Undifferentiated: An individual who shows low levels of masculine traits, coupled with low levels of feminine traits. This person is usually not thought of along gender lines due to the fact that their behavior does not typically fit any expectations for either gender.

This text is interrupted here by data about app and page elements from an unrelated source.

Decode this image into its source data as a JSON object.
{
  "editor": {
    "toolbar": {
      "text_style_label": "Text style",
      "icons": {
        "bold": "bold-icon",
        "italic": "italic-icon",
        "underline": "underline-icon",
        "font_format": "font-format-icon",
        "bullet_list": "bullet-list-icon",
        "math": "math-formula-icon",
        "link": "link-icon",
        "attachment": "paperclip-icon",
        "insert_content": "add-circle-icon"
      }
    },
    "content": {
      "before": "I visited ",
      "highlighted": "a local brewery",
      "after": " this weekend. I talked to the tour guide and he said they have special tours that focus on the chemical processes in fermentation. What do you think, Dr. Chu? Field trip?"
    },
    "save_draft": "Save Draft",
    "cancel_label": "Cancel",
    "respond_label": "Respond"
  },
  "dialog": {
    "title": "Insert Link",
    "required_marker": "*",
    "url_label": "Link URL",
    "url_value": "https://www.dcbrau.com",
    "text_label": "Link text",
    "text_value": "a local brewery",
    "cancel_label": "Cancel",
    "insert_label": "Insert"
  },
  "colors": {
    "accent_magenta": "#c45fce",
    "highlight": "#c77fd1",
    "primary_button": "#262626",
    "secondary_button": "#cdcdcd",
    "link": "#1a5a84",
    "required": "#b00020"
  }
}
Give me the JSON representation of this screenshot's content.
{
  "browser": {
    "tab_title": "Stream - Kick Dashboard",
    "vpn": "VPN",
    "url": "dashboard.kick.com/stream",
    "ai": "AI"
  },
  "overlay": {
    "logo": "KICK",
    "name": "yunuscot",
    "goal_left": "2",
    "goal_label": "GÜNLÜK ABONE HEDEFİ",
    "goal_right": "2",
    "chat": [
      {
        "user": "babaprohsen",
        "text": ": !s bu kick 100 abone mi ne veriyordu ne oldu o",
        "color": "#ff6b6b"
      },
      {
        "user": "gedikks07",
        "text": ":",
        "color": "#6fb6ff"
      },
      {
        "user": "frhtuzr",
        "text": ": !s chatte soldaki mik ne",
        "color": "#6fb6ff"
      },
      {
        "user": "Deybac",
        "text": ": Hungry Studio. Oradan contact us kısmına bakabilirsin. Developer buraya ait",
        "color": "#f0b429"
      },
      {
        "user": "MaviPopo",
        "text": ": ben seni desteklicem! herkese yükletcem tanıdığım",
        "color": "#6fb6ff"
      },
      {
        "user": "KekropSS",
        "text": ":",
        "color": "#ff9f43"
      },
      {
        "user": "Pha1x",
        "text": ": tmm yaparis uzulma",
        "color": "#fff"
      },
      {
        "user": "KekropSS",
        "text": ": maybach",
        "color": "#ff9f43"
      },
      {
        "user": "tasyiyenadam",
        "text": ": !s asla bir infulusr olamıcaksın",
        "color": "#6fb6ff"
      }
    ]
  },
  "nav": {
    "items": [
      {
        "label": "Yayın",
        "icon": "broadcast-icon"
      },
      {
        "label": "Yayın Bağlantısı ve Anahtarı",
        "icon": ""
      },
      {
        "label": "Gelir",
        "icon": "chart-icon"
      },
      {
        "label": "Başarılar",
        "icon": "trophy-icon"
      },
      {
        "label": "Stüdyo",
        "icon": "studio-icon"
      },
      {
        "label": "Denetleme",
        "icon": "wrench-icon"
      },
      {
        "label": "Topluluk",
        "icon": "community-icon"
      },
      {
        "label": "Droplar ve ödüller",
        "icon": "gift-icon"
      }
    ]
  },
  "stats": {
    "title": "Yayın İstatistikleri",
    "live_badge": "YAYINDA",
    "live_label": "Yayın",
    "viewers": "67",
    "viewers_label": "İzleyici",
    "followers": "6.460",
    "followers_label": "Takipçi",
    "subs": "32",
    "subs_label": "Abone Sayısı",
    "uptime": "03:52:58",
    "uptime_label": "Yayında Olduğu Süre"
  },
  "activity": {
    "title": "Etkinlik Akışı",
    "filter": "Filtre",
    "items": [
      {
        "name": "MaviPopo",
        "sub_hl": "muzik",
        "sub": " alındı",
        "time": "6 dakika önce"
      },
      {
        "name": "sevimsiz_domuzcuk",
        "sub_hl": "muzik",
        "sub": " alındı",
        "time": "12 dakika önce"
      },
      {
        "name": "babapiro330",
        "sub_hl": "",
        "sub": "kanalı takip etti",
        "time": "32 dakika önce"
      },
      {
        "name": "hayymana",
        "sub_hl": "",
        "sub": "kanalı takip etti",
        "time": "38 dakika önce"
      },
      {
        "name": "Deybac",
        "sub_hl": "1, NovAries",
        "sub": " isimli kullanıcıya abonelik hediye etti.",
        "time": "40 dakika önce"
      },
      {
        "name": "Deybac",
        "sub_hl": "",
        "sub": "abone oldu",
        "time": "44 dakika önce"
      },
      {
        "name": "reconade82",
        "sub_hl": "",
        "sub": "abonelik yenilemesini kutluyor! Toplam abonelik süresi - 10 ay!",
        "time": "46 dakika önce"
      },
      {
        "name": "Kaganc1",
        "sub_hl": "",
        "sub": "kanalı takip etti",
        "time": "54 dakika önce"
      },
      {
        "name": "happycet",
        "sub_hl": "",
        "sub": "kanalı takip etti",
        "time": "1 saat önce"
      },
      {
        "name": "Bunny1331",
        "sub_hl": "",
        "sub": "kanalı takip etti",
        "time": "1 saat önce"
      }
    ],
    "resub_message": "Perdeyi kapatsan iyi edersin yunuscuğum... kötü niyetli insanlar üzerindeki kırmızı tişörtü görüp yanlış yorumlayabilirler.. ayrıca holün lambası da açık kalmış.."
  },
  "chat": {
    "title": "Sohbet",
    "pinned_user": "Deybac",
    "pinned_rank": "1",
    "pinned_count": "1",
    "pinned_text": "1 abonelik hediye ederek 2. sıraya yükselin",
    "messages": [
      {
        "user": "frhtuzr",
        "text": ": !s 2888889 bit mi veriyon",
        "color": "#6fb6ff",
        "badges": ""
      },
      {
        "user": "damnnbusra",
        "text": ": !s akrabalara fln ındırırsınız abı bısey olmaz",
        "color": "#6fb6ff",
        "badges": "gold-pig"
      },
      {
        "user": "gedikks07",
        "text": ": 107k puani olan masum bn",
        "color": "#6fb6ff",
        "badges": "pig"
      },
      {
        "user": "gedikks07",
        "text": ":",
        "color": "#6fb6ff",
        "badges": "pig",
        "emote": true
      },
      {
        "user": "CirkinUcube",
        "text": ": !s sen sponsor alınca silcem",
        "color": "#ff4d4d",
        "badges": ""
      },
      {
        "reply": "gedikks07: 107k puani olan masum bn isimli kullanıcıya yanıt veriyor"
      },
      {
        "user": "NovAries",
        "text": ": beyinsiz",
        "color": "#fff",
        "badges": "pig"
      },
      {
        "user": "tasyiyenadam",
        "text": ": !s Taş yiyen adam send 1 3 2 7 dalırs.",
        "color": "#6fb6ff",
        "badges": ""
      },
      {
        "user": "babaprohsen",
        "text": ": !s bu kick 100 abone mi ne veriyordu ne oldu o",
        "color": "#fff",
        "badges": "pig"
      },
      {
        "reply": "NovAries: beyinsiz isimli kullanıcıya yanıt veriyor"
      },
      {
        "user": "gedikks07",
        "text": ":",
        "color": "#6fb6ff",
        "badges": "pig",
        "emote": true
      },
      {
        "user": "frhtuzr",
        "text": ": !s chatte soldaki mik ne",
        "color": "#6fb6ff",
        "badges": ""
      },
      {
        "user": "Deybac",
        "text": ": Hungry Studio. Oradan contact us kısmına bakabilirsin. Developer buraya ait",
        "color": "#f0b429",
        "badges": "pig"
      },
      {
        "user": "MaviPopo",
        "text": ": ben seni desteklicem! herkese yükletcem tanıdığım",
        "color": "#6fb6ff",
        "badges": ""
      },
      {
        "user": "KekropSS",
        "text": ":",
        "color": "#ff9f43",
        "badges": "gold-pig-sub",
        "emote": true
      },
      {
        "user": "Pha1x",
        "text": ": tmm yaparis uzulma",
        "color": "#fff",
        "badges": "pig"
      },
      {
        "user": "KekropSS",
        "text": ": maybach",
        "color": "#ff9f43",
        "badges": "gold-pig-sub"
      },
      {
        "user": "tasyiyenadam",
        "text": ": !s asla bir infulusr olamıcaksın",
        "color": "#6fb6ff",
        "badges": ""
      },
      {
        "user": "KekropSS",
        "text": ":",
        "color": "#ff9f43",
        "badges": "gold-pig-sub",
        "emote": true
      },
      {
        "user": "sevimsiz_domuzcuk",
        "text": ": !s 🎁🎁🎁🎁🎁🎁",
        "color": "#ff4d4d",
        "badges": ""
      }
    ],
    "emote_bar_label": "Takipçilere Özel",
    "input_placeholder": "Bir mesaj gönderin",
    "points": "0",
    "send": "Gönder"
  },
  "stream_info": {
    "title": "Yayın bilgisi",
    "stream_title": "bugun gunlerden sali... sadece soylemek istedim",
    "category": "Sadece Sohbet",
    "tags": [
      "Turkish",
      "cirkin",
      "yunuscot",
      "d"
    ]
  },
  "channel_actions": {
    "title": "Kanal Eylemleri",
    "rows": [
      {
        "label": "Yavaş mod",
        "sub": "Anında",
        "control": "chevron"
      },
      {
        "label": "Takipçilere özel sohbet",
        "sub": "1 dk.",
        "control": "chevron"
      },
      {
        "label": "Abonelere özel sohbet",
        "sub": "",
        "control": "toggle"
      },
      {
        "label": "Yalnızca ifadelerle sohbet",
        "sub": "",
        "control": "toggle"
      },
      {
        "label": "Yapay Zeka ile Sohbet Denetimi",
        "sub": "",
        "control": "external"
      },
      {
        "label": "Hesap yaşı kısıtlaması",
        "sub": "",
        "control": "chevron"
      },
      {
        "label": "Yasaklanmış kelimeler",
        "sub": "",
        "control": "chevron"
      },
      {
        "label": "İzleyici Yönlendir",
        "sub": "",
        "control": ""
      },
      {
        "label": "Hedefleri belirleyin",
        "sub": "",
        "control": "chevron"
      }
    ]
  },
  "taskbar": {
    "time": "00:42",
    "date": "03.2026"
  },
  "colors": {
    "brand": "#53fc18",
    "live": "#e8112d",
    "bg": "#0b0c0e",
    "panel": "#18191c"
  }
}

Cross-gendered: an individual who shows high levels of personality characteristics from the opposite gender and low levels of personality characteristics from their own level. For example, a cross-gendered male would be male in sex, male in gender (identifies himself as male), and yet exhibit mostly feminine traits, such as being affectionate and tender and yielding, while not exhibiting very many masculine traits. In my experience, I have come across more cross-gendered females than cross-gendered males. Part of this is due to the fact that an androcentric society values male characteristics over female characteristics, so we discourage our boys from crossing over but accept our girls for doing so. After all, what parent does not want a strong and independent child with leadership potential?

Okay, does personality affect sexual orientation? Absolutely not necessarily. Remember (from my previous post), sexual orientation is a matter of who draws you romantically, emotionally, and physically/sexually. Your personality does not necessarily affect your gender identity, either. You can have a male who is feminine in his behaviors who happens to be attracted to females. He would still be heterosexual, albeit one who would often be questioned because he doesn't fit standard expectations. The same thing goes for masculine females. Not every woman who is strong and forceful is a "butch lesbian" in nature. She may simply naturally behave in a way we expect most males to behave, forgoing expected feminine behaviors, and yet be attracted to males. Androgynous is NOT synonymous with bisexuality, either. Having personality traits and exhibiting behaviors from both genders does not automatically mean that you are attracted to both genders. Sexual orientation is a separate issue from personality typology.

This may be the last I post on this subject for a while, unless I receive comments or requests to the contrary. There is still much to explore or clarify, I'm sure, but I hope this is a good start for many who may have been confused.